The Embargo System in Science News Needs Some Peer Review
Ever wonder how it is that the day a big scientific paper is published, or a groundbreaking presentation is given at a meeting, all major media outlets seem to have the story right away? It doesn’t happen by chance. The massive coordination effort is known as the embargo system. It is one of the most well-oiled machines within the massive conveyor belt that moves discoveries from bench to bedside.
The system is supposed to level the playing field for journalists covering the highly complex topic of science. It works by allowing reporters advance access—usually 3 to 4 days—to the data in exchange for a promise not to publish until after a pre-arranged date and time. Thus, reporters are able to thoroughly report the piece and talk to sources without fear that a competitor will scoop them. This supposedly makes for better journalism.
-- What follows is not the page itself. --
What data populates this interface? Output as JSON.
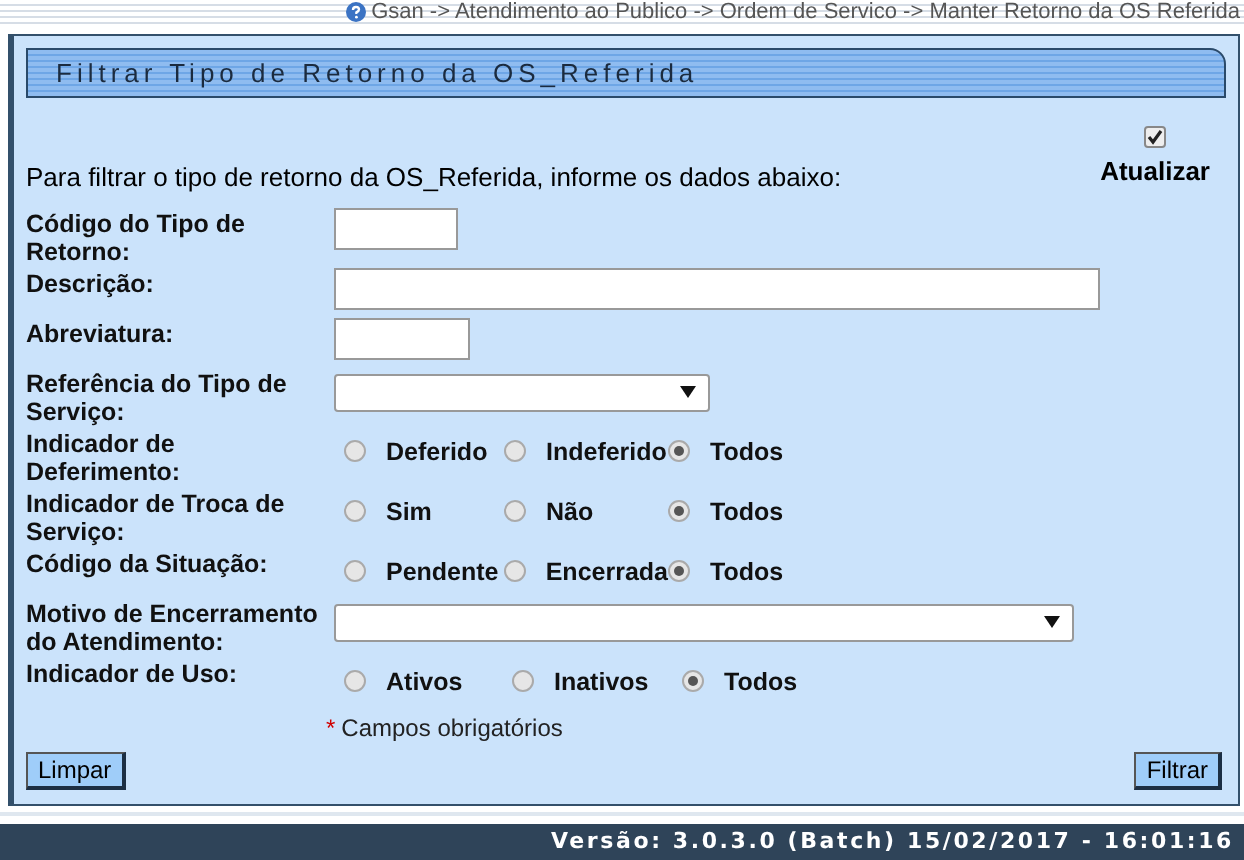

I don’t disagree that this is helpful in some cases. For major medical stories, or scientific discoveries that may have a significant impact in some aspect of our lives, it makes sense to have several media outlets scrutinizing the information. Behind the scenes, this increases the pressure for a reporter to do a good job. If I know that when my story comes out so will a version from the New York Times and the Associated Press I will be much more eager to avoid looking like an idiot as I explain the study’s significance.
However, things have gotten a little out of control with the embargo system, and I’m not sure its benefits outweigh the drawbacks. For way too many examples of less-than-relevant science, the system has become a way to artificially create newsworthiness. A recent example that comes to mind was J. Craig Venter’s announcement of his team’s creation of the first synthetic cell. The news was released to reporters under embargo, along with notice of the date and time of a press conference organized by the journal Science. There, Dr. Venter proceeded to tout his research as a landmark with numerous future—emphasis on future—applications.
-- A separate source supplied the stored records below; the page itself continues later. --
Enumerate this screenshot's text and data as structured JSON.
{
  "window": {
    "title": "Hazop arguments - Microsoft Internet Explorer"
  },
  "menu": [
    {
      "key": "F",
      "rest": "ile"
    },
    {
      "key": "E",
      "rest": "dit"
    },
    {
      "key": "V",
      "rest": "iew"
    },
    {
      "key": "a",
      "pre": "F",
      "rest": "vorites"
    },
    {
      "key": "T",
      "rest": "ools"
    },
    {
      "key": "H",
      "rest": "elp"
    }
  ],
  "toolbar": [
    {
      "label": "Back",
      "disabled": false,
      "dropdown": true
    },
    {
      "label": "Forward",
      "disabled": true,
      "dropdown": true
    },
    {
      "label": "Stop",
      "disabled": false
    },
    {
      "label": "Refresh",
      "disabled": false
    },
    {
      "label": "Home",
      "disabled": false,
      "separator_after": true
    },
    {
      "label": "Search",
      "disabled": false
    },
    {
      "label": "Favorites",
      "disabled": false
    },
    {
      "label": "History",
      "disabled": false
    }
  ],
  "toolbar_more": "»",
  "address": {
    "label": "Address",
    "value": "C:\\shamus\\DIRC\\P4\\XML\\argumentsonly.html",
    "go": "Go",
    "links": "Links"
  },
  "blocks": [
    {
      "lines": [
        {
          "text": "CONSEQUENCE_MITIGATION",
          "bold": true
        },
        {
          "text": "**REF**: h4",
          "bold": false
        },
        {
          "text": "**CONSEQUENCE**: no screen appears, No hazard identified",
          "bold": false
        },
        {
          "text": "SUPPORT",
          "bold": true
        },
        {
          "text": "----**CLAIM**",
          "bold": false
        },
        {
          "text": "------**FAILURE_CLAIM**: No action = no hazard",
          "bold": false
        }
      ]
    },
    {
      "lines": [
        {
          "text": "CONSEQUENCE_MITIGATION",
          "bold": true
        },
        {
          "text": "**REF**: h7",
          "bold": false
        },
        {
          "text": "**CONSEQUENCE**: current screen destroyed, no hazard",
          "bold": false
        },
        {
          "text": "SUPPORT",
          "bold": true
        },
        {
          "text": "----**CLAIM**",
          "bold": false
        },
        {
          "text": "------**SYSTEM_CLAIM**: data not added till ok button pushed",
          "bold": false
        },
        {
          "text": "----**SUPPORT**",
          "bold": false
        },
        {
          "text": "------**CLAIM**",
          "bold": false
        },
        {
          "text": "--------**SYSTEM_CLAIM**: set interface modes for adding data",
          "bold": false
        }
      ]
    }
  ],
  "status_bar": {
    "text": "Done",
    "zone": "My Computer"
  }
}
The event was orchestrated in a way that made it hard for news organizations to pass on it. While I respect the scientific achievement, I wonder what would have happened if the paper had been allowed to come out on its own, without advance fanfare from the publishing journal and Venter, whose company funded the research. My sense is that possibly only a few newspapers and wires may have jumped to cover it.
Scientific meetings are major offenders too. “News” stories based on presentations of phase I and II trial results—which often fail to be reproduced in larger groups of patients—are constantly being announced even before the research has been peer reviewed. That kind of “news” sometimes moves stock prices.
Although it seems counterintuitive, I believe this practice of ginning up media coverage ultimately works against the scientific enterprise. Bombarding the public with too much science news, most of it of questionable relevance, can only serve to deafen people’s ears to all that white noise.
Scientists love to blame the journalists for not doing a good enough job at filtering the information. I partly agree. That’s why I am glad to see sites like Healthnewsreview.org scrutinizing journalists’ coverage of science news. Not only is it a fascinating read, but the site’s analyses of good and bad stories are highly educational.
Still, the unavoidable reality of today’s newsrooms is that dedicated health and science departments are ceasing to exist. Newspapers have killed their science sections, and general assignment reporters who may have barely made it through biology in college are being asked to cover the latest stem cell story. This means, then, that it isn’t only up to the reporters to filter the information. The sources that produce it must do a better job as well.
It might come as a surprise to the academics, but next time they wonder why a study was hyped in the media they might want to look at their university’s own PR office. According to an interesting study, abstract press releases issued by universities and medical centers often promote studies with questionable relevance to human health and fail to acknowledge important limitations.
Let’s not forget also that many of these press releases not only raise the profile of a researcher and his institution; they can also bolster a scientist’s image as he prepares to start a company around a discovery.
The bottom line, as always, is that money talks. The endeavor of scientific research, noble as it may be, is nonetheless a business.